TASK BRIEF:
Please give every record below again exactly, and keep the pictures out.

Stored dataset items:
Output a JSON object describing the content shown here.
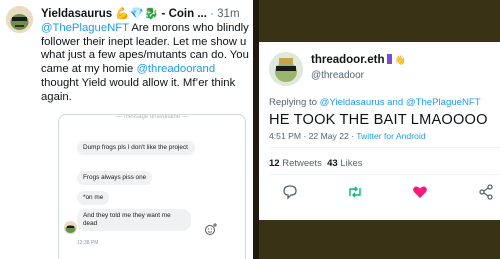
{
  "left_tweet": {
    "display_name": "Yieldasaurus",
    "name_emojis": "💪💎🐉",
    "name_suffix": "- Coin ...",
    "dot": "·",
    "time": "31m",
    "mention": "@ThePlagueNFT",
    "text_after_mention": " Are morons who blindly follower their inept leader. Let me show u what just a few apes/mutants can do. You came at my homie ",
    "mention2": "@threadoorand",
    "text_end": " thought Yield would allow it. Mf’er think again.",
    "embedded": {
      "deleted_label": "— message unavailable —",
      "messages": [
        "Dump frogs pls I don't like the project",
        "Frogs always piss one",
        "*on me",
        "And they told me they want me dead"
      ],
      "time": "12:38 PM"
    }
  },
  "right_tweet": {
    "display_name": "threadoor.eth",
    "hand_emoji": "👋",
    "handle": "@threadoor",
    "replying_label": "Replying to ",
    "replying_to": "@Yieldasaurus and @ThePlagueNFT",
    "text": "HE TOOK THE BAIT LMAOOOO",
    "time": "4:51 PM · 22 May 22 · ",
    "source": "Twitter for Android",
    "retweets_count": "12",
    "retweets_label": " Retweets",
    "likes_count": "43",
    "likes_label": " Likes"
  },
  "icons": {
    "reply": "comment-icon",
    "retweet": "retweet-icon",
    "like": "heart-icon",
    "share": "share-icon",
    "react": "add-reaction-icon"
  },
  "colors": {
    "twitter_blue": "#1d9bf0",
    "retweet_green": "#00ba7c",
    "like_pink": "#f91880",
    "badge_purple": "#7a4bd8",
    "right_background": "#3a3214"
  }
}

FINISHED EXERCISE:
Output a JSON object describing the content shown here.
{
  "left_tweet": {
    "display_name": "Yieldasaurus",
    "name_emojis": "💪💎🐉",
    "name_suffix": "- Coin ...",
    "dot": "·",
    "time": "31m",
    "mention": "@ThePlagueNFT",
    "text_after_mention": " Are morons who blindly follower their inept leader. Let me show u what just a few apes/mutants can do. You came at my homie ",
    "mention2": "@threadoorand",
    "text_end": " thought Yield would allow it. Mf’er think again.",
    "embedded": {
      "deleted_label": "— message unavailable —",
      "messages": [
        "Dump frogs pls I don't like the project",
        "Frogs always piss one",
        "*on me",
        "And they told me they want me dead"
      ],
      "time": "12:38 PM"
    }
  },
  "right_tweet": {
    "display_name": "threadoor.eth",
    "hand_emoji": "👋",
    "handle": "@threadoor",
    "replying_label": "Replying to ",
    "replying_to": "@Yieldasaurus and @ThePlagueNFT",
    "text": "HE TOOK THE BAIT LMAOOOO",
    "time": "4:51 PM · 22 May 22 · ",
    "source": "Twitter for Android",
    "retweets_count": "12",
    "retweets_label": " Retweets",
    "likes_count": "43",
    "likes_label": " Likes"
  },
  "icons": {
    "reply": "comment-icon",
    "retweet": "retweet-icon",
    "like": "heart-icon",
    "share": "share-icon",
    "react": "add-reaction-icon"
  },
  "colors": {
    "twitter_blue": "#1d9bf0",
    "retweet_green": "#00ba7c",
    "like_pink": "#f91880",
    "badge_purple": "#7a4bd8",
    "right_background": "#3a3214"
  }
}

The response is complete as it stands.